Gather all lines in the entries that include the word "Windows".
*** Begin section ***
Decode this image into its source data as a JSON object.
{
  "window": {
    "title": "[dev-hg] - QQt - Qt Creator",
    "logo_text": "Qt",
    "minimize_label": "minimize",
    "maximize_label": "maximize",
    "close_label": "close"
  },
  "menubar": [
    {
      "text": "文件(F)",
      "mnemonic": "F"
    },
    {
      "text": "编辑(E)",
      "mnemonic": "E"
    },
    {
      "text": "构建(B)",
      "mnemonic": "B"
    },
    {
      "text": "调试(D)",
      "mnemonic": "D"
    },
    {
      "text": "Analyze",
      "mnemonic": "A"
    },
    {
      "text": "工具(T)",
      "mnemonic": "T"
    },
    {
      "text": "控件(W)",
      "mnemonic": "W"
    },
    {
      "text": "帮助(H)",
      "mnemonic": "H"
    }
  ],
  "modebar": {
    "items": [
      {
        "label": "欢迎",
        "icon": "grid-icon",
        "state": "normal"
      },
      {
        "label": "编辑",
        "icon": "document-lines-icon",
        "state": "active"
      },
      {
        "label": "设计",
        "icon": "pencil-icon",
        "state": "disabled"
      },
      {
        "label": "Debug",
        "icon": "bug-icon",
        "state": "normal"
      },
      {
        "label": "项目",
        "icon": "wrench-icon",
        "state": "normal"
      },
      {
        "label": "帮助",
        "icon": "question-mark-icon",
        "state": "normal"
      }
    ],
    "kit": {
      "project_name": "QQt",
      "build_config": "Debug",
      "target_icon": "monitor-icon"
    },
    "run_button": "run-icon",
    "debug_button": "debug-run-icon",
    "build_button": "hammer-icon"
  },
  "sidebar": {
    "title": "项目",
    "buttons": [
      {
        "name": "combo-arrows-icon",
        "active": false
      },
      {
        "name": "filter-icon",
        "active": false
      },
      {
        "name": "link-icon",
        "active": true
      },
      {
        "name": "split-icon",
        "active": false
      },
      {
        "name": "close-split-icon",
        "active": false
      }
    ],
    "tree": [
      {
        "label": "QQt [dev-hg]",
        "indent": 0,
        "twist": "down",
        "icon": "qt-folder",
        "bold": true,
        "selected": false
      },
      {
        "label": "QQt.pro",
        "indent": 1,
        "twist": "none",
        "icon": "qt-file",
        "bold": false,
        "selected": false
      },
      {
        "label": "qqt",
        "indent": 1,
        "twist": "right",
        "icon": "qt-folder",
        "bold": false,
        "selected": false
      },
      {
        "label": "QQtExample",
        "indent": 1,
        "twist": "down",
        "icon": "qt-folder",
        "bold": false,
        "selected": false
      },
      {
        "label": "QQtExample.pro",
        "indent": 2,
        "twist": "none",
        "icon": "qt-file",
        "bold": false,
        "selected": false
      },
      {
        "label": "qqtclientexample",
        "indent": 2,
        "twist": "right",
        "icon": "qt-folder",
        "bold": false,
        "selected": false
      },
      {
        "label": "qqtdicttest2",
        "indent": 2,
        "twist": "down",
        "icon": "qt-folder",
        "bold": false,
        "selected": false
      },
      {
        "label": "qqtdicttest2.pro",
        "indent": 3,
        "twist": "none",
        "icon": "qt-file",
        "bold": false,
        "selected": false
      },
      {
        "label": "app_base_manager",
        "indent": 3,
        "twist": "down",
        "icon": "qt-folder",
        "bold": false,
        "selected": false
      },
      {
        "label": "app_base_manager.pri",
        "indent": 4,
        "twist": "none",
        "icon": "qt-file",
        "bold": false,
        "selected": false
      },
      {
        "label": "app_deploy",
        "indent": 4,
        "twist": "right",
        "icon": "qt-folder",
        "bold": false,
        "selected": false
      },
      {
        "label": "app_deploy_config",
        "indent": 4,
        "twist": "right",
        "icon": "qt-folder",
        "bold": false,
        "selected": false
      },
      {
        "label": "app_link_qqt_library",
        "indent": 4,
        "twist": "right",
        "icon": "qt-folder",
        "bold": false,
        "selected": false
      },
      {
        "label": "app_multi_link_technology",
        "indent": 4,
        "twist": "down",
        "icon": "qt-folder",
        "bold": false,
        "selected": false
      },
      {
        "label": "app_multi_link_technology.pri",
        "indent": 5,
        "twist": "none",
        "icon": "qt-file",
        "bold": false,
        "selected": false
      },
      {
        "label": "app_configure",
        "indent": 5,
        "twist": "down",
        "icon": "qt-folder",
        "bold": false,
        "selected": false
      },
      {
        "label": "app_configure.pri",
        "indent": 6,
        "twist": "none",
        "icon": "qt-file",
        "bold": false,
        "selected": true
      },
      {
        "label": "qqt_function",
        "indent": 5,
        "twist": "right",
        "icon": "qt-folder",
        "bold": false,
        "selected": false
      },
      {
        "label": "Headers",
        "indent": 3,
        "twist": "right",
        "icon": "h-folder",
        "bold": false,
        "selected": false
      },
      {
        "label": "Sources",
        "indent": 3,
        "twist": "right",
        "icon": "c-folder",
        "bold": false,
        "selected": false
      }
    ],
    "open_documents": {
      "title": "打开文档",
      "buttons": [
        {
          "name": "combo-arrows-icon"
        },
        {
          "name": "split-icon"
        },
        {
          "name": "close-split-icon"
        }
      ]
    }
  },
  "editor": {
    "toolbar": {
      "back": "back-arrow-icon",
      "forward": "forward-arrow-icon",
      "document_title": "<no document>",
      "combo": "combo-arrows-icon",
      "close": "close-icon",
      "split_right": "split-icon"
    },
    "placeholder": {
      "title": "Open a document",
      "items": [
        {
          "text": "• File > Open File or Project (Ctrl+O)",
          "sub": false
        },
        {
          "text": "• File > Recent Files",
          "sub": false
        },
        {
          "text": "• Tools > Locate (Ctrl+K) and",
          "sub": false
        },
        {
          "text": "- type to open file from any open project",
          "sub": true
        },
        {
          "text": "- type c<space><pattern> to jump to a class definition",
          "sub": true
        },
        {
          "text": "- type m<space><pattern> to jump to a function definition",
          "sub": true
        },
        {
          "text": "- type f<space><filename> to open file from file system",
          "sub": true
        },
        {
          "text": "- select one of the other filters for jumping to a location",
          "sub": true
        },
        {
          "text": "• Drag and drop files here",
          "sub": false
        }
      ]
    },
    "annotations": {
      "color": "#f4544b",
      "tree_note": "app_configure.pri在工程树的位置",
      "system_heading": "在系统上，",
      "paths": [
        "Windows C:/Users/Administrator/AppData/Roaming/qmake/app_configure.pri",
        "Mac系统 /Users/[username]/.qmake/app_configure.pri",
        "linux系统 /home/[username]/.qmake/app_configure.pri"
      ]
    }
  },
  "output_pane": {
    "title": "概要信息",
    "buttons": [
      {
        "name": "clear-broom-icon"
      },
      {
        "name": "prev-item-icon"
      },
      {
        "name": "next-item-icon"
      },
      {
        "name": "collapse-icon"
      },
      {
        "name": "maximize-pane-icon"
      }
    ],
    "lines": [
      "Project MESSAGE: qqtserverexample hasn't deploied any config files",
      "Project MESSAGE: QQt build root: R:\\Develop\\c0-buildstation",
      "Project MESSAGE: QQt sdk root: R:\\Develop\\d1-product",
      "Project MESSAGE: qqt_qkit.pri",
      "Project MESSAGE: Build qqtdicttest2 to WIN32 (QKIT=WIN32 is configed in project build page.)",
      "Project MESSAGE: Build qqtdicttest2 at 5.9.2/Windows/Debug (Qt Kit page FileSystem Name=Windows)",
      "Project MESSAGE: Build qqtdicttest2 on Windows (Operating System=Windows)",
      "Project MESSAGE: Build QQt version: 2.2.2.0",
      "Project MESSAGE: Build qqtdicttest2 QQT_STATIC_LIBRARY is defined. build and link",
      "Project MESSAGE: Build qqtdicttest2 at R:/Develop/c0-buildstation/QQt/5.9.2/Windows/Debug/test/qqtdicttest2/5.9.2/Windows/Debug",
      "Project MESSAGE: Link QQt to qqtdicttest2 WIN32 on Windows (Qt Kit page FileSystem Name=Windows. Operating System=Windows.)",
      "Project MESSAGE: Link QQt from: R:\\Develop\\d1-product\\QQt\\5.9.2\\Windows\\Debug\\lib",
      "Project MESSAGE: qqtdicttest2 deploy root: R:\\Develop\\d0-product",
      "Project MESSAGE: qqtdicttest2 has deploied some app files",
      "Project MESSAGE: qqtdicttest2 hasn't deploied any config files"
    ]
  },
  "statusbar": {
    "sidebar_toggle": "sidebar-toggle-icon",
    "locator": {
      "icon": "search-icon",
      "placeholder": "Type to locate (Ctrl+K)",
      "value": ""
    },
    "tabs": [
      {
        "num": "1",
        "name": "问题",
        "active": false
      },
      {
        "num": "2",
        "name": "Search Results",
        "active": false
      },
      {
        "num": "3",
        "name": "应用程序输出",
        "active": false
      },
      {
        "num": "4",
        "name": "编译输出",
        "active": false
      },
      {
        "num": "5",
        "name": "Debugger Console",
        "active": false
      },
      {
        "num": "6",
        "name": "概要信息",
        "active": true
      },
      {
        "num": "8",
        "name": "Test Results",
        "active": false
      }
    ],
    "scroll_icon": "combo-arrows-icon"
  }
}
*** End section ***
> _The completed task_:
        "Windows C:/Users/Administrator/AppData/Roaming/qmake/app_configure.pri",
      "Project MESSAGE: Build qqtdicttest2 at 5.9.2/Windows/Debug (Qt Kit page FileSystem Name=Windows)",
      "Project MESSAGE: Build qqtdicttest2 on Windows (Operating System=Windows)",
      "Project MESSAGE: Build qqtdicttest2 at R:/Develop/c0-buildstation/QQt/5.9.2/Windows/Debug/test/qqtdicttest2/5.9.2/Windows/Debug",
      "Project MESSAGE: Link QQt to qqtdicttest2 WIN32 on Windows (Qt Kit page FileSystem Name=Windows. Operating System=Windows.)",
      "Project MESSAGE: Link QQt from: R:\\Develop\\d1-product\\QQt\\5.9.2\\Windows\\Debug\\lib",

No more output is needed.